BEGIN Material to process

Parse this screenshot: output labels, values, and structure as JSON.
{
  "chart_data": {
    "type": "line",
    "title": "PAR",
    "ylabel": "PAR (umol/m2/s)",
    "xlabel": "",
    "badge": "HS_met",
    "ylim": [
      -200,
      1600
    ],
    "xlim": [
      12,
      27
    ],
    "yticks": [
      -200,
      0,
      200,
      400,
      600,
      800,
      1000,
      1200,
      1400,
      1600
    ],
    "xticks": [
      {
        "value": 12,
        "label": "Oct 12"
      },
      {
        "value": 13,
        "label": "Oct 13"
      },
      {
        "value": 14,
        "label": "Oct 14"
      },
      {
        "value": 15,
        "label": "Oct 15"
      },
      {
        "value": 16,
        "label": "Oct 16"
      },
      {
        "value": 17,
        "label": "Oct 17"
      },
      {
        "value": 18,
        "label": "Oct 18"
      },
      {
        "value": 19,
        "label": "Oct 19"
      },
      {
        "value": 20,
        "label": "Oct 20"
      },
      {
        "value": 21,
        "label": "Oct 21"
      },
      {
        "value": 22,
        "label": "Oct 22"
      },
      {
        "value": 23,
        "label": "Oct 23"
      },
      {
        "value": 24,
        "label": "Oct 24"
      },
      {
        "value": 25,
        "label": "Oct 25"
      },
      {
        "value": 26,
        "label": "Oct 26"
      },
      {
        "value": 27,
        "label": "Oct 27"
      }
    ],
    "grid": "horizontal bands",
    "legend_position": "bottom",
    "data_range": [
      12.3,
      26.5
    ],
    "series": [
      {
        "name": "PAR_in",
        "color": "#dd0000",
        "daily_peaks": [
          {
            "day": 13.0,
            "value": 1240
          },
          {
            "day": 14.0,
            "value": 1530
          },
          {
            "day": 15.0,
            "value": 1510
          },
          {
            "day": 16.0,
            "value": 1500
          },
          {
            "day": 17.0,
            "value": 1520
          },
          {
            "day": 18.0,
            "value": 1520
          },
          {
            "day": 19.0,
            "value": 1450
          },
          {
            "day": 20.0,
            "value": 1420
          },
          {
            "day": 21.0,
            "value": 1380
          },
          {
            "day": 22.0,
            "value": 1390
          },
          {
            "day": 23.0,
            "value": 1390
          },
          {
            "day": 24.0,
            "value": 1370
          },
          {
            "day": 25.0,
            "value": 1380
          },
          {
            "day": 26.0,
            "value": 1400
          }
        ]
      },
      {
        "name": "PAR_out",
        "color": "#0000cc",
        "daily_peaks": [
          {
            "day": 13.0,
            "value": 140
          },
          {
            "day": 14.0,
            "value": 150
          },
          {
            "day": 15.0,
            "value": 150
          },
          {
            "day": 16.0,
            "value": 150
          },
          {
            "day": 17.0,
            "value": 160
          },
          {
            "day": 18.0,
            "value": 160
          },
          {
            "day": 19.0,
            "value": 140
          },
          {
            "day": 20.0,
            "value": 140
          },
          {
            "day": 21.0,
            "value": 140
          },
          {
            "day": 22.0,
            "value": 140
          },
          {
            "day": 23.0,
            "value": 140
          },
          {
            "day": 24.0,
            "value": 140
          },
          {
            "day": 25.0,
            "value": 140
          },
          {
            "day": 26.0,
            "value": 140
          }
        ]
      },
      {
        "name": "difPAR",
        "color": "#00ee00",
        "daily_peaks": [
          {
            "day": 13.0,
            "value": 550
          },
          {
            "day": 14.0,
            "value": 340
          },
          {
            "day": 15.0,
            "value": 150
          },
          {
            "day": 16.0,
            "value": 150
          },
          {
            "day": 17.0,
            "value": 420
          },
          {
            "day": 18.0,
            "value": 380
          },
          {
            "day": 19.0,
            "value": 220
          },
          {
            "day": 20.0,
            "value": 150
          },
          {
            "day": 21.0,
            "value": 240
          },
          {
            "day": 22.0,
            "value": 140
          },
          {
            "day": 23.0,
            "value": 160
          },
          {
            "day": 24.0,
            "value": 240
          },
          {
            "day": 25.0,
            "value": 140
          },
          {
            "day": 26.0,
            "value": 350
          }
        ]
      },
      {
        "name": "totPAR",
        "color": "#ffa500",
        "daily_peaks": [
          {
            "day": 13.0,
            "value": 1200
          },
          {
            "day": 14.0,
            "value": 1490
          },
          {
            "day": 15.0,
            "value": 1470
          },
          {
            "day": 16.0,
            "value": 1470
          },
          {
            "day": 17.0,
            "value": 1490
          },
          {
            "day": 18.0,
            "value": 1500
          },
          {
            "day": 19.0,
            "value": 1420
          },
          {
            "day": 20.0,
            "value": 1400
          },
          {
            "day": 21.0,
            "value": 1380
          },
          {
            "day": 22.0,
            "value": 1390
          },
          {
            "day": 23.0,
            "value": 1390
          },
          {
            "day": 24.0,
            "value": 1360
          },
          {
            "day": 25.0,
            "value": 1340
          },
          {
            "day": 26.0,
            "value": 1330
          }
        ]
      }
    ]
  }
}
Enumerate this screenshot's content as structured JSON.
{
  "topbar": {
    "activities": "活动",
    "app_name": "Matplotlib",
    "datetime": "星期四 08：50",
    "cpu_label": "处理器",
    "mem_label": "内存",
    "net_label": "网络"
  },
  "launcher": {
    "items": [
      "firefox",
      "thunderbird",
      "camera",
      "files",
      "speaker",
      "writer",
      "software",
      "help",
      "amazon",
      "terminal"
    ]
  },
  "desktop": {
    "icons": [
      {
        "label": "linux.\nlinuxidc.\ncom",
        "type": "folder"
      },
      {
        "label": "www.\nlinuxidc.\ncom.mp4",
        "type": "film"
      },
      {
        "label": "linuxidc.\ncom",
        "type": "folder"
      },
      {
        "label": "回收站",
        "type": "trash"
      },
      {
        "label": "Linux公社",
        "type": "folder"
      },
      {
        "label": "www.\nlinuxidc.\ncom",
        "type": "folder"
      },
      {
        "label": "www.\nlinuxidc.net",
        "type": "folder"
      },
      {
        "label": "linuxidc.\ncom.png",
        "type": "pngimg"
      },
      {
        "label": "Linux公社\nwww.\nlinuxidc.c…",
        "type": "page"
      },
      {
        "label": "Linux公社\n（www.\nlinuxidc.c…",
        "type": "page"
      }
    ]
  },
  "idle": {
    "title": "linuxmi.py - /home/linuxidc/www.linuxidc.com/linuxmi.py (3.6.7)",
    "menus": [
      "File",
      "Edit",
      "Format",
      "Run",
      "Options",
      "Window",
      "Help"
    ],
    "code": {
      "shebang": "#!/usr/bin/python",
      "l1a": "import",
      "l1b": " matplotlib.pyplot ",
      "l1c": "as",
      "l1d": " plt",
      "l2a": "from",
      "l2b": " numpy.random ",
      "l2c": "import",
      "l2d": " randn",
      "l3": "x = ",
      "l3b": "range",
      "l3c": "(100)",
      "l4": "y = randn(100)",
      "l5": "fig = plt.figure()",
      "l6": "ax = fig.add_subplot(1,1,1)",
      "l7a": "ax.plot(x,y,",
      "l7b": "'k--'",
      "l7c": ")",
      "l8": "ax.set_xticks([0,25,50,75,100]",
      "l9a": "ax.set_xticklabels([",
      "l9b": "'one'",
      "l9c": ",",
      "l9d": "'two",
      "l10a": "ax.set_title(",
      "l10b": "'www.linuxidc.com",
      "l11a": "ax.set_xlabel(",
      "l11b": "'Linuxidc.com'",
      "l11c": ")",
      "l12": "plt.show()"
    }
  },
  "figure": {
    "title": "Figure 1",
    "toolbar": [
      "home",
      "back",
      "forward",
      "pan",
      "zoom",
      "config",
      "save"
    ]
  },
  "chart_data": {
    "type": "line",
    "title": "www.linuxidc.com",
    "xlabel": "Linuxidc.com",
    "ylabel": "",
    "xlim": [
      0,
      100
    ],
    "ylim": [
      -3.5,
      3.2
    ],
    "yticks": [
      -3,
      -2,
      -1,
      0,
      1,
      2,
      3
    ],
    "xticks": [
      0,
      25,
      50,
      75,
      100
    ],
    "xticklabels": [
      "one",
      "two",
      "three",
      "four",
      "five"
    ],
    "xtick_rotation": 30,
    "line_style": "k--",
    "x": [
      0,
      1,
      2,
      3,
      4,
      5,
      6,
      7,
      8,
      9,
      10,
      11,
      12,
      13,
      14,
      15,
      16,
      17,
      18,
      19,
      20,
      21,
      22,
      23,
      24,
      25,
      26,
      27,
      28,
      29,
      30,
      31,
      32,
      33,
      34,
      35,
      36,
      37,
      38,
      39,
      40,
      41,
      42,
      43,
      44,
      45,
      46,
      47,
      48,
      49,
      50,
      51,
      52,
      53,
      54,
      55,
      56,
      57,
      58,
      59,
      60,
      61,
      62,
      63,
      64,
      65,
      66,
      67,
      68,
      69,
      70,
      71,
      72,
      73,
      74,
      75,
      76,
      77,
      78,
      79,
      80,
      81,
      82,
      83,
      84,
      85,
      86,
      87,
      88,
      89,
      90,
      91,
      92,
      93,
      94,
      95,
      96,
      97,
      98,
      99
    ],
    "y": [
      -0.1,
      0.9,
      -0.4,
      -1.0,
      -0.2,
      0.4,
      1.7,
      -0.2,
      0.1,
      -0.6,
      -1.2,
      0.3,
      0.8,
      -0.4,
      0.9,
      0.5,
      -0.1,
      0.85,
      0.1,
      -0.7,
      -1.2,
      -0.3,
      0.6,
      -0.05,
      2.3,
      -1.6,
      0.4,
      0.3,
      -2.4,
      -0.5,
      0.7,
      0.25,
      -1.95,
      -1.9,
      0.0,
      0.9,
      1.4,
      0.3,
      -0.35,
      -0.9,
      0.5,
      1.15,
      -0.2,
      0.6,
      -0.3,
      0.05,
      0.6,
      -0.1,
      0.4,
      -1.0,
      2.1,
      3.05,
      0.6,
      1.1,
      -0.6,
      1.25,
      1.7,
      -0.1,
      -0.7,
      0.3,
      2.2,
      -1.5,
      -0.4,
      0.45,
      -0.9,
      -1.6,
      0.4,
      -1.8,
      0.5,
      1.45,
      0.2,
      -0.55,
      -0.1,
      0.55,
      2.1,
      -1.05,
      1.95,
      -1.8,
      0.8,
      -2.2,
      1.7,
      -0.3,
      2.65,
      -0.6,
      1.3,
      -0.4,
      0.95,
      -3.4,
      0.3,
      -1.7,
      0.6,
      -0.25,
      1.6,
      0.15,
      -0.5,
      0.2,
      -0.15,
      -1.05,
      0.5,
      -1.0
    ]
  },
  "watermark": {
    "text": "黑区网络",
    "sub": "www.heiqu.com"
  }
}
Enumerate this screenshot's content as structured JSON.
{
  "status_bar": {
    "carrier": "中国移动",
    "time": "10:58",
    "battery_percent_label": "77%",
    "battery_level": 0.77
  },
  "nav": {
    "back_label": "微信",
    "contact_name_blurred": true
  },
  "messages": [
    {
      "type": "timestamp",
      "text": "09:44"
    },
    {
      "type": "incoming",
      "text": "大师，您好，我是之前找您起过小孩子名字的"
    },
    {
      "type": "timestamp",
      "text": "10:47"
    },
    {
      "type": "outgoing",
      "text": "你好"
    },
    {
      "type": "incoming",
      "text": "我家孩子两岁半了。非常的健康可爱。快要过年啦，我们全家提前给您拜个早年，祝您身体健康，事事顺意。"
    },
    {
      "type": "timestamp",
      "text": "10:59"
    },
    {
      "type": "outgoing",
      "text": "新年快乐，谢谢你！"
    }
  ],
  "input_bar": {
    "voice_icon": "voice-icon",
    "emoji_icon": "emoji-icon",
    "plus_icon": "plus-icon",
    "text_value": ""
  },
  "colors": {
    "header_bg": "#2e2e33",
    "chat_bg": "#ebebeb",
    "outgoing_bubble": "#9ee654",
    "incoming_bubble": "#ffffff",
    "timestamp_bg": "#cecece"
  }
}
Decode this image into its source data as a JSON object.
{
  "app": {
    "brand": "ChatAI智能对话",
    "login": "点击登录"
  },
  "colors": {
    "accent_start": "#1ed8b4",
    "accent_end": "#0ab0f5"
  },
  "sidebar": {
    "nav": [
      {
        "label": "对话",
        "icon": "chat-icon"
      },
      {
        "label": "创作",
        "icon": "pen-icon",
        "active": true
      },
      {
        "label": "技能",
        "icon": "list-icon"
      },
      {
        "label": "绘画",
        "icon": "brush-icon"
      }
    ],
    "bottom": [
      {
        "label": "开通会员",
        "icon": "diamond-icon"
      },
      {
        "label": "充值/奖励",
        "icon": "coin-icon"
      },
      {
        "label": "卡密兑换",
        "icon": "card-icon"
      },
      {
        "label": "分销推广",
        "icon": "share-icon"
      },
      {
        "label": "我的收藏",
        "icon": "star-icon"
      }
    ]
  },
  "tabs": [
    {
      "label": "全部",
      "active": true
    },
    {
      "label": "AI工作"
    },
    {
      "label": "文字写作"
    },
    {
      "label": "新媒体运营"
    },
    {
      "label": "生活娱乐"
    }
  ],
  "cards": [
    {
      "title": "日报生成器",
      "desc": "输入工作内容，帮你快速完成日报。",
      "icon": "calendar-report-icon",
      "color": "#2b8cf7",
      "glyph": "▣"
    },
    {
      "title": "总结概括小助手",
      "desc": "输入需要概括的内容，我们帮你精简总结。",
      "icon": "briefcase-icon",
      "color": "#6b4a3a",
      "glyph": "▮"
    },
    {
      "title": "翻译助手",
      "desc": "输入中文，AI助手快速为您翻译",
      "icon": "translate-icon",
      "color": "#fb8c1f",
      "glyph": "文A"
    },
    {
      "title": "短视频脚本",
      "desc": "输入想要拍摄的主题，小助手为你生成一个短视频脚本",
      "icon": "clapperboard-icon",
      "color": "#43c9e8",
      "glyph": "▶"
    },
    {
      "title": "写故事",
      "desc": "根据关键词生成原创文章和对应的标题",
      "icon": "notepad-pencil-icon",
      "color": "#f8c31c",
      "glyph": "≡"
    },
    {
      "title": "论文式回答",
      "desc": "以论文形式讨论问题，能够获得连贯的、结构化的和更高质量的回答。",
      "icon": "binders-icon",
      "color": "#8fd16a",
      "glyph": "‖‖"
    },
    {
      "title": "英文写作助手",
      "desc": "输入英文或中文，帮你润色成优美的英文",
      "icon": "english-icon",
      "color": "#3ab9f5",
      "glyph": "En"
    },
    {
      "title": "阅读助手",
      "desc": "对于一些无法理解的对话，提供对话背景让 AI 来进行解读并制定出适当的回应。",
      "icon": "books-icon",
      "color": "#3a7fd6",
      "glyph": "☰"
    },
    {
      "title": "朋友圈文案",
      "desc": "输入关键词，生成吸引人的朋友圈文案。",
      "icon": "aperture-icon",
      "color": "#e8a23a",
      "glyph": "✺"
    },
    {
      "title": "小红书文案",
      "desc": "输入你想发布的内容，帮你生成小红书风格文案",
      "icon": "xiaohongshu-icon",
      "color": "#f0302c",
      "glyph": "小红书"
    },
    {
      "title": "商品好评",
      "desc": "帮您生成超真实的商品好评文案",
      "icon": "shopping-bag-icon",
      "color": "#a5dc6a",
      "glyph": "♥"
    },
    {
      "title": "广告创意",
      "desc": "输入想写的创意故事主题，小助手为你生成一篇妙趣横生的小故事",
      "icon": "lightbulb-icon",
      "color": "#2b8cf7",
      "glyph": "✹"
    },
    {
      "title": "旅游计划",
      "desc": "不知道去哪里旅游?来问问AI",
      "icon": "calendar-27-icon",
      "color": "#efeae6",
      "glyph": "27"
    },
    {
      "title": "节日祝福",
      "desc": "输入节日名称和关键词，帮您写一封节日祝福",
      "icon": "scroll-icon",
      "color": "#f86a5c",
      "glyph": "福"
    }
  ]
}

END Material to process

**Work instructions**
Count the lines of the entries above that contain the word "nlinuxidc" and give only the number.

**Output below**
6